You are still on the fastest route.
When first I started commuting into town, Google Maps guided me with directions. After a few days, the routine was ingrained, and I began to appreciate her insight on traffic.
I mean traffic. No one likes it; everyone hates it. But if you’re going to drive, you have to deal with it… much like the reality of suffering in life.
Google Maps helps me deal with insufferable traffic.
I appreciate knowing how long the delay will last and whether or not there are any better alternatives. When she says, “There is an accident ahead; you can save 20 minutes by taking an another route,” I will always click ACCEPT! Who wouldn’t?
Who wants to suffer through traffic, when they don’t have to?
However, sometimes there aren’t any better alternatives. “You are in a 13-minute delay. You are still on the fastest route.”
You are still on the fastest route. Hear that affirmation. Release the angst. Stop wasting energy trying to find another way around it.
You are still on the fastest route. Thank you, Google Maps. I’ll claim the confidence that there’s nothing I can do differently—that I am doing the best I can. And with that, I can patiently wait.
Occasionally, when I doubt her wisdom, when I just can’t stand it any longer, convinced I know better, I try some back roads. More often than not, that fails. Nothing is gained, and sometimes my impatience even costs more time.
Suffering is a lot like that. Sometimes there is an alternative and we should take it. (I mean – within reason. Google Maps won’t suggest illicit maneuvers, after all!) But other times — like when you unexpectedly lose a job or a loved one, or a traumatic illness or accident leads to months of care — there’s nothing you can do differently.

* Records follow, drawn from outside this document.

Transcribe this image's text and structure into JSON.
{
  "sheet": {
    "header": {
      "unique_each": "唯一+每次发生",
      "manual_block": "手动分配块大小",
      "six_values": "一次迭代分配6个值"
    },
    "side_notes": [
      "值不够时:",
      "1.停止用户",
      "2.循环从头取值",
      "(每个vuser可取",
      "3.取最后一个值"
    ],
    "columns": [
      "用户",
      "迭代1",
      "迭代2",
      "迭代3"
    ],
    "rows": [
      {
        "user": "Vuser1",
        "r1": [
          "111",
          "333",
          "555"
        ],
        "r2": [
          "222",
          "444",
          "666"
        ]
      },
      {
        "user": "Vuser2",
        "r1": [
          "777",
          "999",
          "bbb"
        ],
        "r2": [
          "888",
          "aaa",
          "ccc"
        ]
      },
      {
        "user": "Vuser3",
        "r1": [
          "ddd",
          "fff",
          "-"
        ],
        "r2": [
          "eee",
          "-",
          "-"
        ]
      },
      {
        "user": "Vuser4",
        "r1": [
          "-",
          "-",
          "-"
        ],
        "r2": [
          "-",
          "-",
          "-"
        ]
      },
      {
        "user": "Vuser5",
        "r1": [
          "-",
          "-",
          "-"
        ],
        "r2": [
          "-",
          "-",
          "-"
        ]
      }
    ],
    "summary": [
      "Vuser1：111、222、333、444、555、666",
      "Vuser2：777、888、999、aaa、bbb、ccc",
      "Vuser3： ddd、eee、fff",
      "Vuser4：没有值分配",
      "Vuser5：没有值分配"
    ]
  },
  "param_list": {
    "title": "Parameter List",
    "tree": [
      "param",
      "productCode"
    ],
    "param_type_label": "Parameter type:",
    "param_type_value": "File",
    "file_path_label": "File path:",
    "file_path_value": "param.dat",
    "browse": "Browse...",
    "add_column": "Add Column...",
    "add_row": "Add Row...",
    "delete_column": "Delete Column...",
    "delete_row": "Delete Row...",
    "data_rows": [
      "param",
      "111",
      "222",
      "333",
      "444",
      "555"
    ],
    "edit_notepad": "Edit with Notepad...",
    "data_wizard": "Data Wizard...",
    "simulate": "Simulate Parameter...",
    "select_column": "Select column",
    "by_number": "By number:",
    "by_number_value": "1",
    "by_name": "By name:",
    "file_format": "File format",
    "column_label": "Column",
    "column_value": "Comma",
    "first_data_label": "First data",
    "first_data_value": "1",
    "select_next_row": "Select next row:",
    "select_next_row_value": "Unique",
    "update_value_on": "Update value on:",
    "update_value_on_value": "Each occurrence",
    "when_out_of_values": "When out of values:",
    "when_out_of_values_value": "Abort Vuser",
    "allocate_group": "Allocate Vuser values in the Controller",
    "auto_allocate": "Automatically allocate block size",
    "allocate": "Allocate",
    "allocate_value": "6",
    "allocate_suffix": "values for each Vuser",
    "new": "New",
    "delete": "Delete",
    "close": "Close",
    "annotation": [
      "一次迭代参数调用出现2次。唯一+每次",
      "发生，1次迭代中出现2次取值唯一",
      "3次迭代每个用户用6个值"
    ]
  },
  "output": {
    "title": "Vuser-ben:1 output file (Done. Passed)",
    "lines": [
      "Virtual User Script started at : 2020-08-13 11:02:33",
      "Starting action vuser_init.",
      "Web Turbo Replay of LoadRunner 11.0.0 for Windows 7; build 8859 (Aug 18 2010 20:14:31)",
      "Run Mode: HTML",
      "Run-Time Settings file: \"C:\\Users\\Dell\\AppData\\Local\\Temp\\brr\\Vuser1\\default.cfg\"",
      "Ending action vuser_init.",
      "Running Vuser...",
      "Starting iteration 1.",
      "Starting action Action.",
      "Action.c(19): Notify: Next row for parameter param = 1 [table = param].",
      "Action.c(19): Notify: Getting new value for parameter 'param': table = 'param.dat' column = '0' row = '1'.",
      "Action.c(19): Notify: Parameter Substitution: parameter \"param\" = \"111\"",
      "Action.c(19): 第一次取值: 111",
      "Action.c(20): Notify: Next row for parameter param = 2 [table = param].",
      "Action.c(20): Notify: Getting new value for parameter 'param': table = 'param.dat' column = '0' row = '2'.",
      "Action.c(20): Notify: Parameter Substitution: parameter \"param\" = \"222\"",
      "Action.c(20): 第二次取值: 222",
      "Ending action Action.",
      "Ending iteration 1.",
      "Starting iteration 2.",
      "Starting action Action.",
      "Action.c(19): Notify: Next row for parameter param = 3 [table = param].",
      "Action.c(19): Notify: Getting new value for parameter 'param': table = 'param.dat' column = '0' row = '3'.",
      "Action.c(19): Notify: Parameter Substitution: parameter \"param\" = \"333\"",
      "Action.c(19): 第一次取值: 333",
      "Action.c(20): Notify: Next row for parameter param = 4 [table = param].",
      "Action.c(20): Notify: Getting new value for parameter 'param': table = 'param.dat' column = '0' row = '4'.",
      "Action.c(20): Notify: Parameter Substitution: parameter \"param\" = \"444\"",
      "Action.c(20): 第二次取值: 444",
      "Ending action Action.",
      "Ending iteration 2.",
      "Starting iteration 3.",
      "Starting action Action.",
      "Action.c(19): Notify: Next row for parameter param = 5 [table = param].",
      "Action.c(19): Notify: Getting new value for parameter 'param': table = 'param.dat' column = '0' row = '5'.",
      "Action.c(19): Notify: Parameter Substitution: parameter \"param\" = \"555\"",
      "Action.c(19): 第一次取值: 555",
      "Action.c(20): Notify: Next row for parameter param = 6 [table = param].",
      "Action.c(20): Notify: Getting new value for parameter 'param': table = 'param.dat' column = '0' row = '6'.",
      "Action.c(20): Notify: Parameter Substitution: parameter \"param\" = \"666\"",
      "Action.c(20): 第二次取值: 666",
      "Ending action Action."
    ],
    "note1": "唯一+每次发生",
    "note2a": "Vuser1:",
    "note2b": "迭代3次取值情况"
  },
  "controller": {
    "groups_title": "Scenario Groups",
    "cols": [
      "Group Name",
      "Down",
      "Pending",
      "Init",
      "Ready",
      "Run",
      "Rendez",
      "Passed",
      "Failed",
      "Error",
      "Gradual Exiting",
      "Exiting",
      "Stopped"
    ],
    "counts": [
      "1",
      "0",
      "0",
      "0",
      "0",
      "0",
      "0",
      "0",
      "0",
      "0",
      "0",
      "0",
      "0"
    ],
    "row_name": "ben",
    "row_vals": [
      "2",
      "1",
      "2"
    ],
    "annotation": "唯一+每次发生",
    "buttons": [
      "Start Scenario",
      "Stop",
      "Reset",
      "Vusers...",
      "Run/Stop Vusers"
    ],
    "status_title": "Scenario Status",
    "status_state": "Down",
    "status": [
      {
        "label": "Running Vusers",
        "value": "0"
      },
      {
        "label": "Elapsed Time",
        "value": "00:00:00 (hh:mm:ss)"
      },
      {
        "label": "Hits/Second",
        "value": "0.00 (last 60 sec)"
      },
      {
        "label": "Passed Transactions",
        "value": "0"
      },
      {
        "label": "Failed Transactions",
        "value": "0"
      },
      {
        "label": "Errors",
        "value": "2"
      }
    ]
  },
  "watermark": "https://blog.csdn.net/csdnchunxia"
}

It just takes time. You are still on the fastest route. Just keep inching forward. Trust. And be patient.
Our God is a Redeemer who takes our pain and suffering – no matter how long, no matter how hard – and redeems them. It just takes time. You are still on the fastest route. Just keep inching forward. Trust. And be patient.
Also, when the backseat passengers start with the unsolicited advice to take those back roads (bless their hearts – they don’t know), tell them Google Maps said “You are still on the fastest route.“